- Exercise description: After reading the entries below, report how many lines have the string "data" in them, giving the number alone.

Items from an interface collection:
┏━━

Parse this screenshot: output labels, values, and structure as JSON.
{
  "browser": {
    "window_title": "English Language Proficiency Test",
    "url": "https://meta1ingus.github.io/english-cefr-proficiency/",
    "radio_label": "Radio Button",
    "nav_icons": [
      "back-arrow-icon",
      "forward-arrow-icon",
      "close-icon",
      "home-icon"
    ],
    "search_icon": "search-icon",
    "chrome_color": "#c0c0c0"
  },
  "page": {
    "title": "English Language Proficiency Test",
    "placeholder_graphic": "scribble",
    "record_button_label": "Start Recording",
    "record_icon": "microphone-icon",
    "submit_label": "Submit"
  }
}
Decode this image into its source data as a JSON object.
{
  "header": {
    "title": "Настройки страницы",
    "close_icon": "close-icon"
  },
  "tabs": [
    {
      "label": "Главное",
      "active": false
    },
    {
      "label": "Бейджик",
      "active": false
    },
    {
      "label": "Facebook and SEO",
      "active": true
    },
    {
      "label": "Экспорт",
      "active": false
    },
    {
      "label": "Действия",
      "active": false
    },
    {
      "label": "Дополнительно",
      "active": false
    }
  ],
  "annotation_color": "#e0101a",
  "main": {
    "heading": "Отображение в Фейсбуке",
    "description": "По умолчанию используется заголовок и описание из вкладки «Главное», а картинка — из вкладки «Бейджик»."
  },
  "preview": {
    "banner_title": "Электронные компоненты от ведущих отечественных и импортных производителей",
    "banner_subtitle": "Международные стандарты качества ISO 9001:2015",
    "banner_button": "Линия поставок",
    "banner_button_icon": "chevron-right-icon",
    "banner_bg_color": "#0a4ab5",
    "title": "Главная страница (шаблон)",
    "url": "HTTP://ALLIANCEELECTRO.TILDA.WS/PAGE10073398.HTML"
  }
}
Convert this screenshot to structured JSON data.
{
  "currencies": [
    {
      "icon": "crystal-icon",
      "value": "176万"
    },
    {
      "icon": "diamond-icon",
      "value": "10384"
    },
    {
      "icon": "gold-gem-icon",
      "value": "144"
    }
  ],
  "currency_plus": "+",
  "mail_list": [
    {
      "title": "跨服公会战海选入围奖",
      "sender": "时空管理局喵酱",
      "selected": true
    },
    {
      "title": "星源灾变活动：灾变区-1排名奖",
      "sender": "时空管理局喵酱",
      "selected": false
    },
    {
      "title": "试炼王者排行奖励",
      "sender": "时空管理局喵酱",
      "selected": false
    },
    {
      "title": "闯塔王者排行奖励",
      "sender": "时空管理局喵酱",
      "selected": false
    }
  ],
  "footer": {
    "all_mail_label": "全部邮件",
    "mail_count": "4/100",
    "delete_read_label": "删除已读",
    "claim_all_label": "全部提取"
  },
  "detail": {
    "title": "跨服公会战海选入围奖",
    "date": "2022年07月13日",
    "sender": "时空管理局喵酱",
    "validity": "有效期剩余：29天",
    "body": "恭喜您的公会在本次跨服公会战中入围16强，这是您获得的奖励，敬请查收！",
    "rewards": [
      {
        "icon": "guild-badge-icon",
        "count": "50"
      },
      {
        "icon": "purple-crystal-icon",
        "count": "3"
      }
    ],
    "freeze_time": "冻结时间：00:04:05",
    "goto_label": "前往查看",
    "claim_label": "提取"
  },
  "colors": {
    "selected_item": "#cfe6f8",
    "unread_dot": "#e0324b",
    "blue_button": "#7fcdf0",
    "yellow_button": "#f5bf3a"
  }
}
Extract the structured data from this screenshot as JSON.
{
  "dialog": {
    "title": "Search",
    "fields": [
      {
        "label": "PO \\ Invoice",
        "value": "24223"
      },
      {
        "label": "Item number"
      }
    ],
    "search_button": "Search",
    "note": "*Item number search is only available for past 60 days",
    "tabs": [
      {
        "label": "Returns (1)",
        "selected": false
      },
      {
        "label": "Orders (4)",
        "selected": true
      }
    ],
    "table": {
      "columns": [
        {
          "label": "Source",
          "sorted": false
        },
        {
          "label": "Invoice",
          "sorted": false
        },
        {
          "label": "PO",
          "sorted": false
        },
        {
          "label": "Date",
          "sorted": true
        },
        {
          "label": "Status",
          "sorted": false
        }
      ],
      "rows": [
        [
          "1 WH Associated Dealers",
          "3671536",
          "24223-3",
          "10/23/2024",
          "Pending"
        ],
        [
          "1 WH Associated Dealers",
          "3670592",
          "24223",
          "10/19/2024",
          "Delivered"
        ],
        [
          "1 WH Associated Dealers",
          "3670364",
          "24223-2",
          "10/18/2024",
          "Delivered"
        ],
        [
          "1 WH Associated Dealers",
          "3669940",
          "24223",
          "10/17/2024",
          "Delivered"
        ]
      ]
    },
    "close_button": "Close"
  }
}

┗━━

- Output of the task: 3